George Crumb concert added to WVU Parkersburg Distinguished Performance Series

Print Friendly

Parkersburg, W.Va. 10/30/12 – The Distinguished Performance Series of West Virginia University at Parkersburg will present the music of Pulitzer Prize-winning West Virginia composer George Crumb on Thursday, November 8, at 7 p.m. in the College Activities Center. The concert is free and open to the public.

Members of Philadelphia’s Orchestra 2001 will accompany Crumb’s daughter, soprano Ann Crumb, and baritone Patrick Mason in their grand performance of “American Songbook: Voices from the Heartland,” which is the last volume of the seven volumes in the “American Songbook.” This unique work for singers and large battery of percussion instruments draws its inspiration from American hymns, spirituals, folksongs and Native American chant. The complete songbook is being recorded by Orchestra 2001 for Bridge Records.

A native of Charleston, W.Va., George Crumb attended Mason College of Music and Fine Arts where he received his bachelor’s degree. At age 17, Crumb’s “Poem for Orchestra” was first performed by the Charleston Symphony Orchestra. He earned his master’s degree at the University of Illinois and then received his doctor of musical arts from the University of Michigan. Crumb’s West Virginia background comes through in his compositions especially in the “American Songbook” series.

George Crumb received the Pulitzer Prize in 1968 for “Echoes of Time and the River,” which includes the rhythmic intoning of West Virginia’s motto “Montani semper liberi,” commissioned by the University of Chicago and premiered by the Chicago Symphony Orchestra. Also in that year The Charleston Sunday Gazette-Mail named Crumb “West Virginian of the Year.”

In 1971, Crumb’s “Ancient Voices of Children,” which was based on the poetry of Garcia Lorca, won the Koussevitzky and UNESCO International Rostrum of Composers awards. His “Star Child” received a Grammy Award for best classical contemporary composition in 2001. Crumb was Musical America’s 2004 Composer of the Year, and in 2007 he received the honor of being placed into the West Virginia Music Hall of Fame’s first class.

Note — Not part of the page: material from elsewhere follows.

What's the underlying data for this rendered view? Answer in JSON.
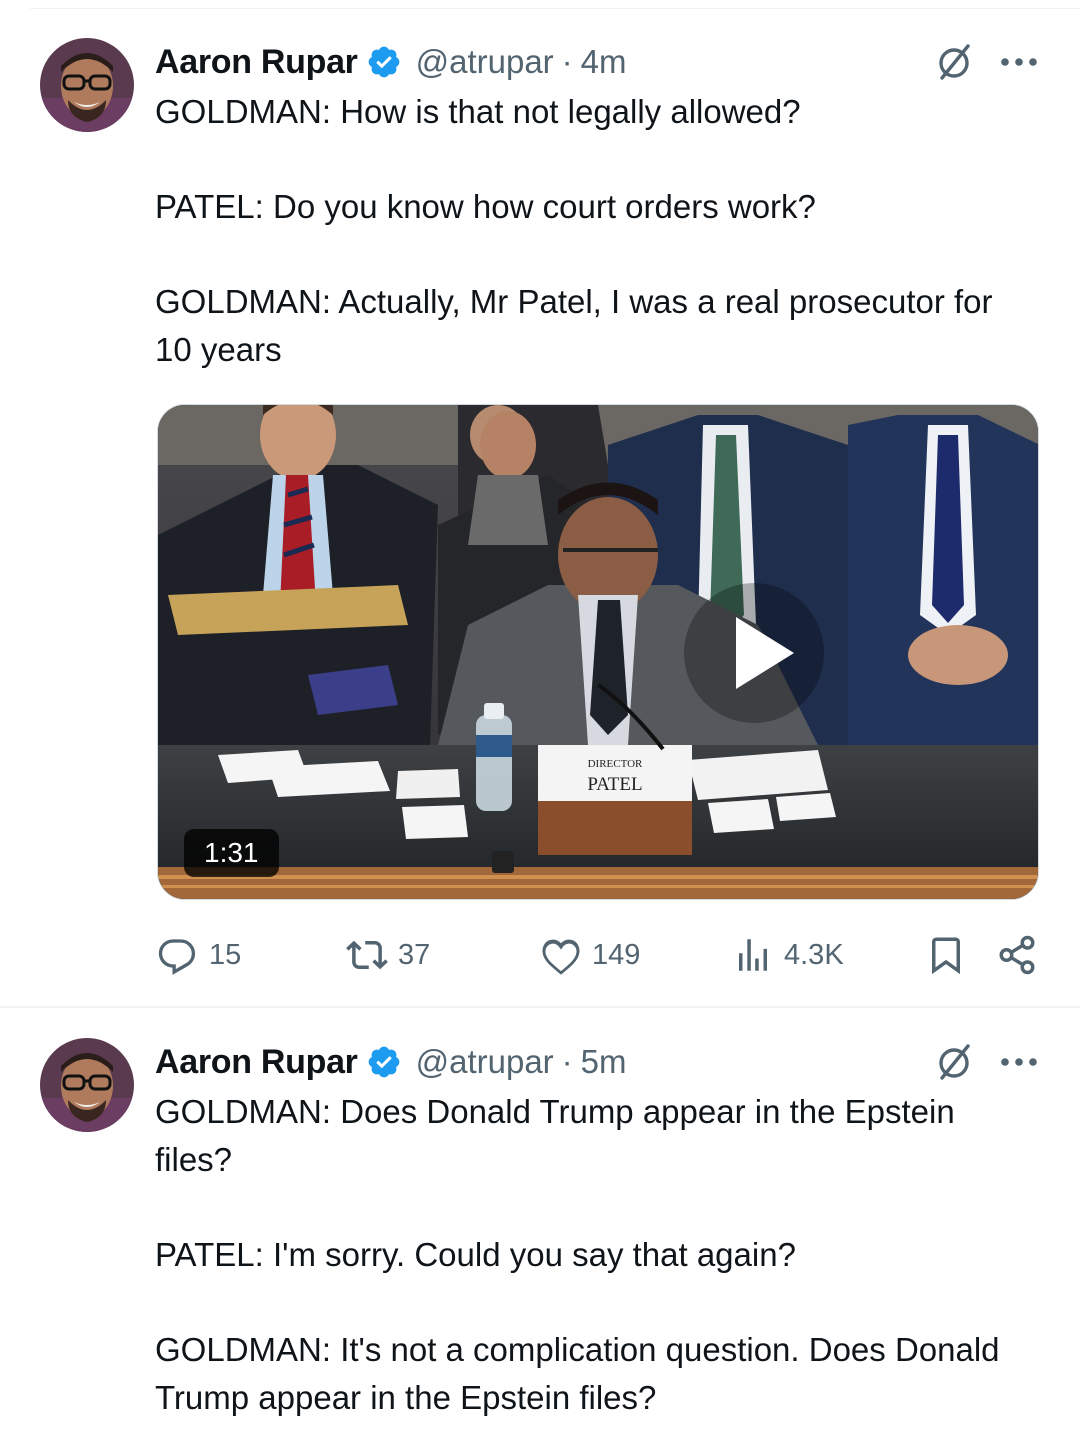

This unique performance is the first of several programs to be presented by the college to celebrate the West Virginia Sesquicentennial.

Posted in Academic Affairs, Distinguished Performance Series, General News